Dataset rows for apps and sites
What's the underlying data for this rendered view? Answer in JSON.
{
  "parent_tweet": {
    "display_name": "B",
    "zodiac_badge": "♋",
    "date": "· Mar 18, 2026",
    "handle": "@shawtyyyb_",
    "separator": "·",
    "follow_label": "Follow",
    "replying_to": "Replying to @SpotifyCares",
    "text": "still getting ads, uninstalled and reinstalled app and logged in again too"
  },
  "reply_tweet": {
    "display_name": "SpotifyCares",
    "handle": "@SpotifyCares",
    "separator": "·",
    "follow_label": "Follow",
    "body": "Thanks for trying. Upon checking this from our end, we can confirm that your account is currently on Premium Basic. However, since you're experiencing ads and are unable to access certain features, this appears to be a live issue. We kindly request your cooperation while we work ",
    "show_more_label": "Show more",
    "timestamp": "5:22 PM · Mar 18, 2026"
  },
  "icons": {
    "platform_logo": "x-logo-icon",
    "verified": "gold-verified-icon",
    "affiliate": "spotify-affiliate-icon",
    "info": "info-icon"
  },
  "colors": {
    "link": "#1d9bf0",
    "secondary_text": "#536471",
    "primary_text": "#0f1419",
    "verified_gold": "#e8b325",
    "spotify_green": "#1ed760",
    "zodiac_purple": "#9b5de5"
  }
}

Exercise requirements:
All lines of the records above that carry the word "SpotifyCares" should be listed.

Answer for this exercise:
    "replying_to": "Replying to @SpotifyCares",
    "display_name": "SpotifyCares",
    "handle": "@SpotifyCares",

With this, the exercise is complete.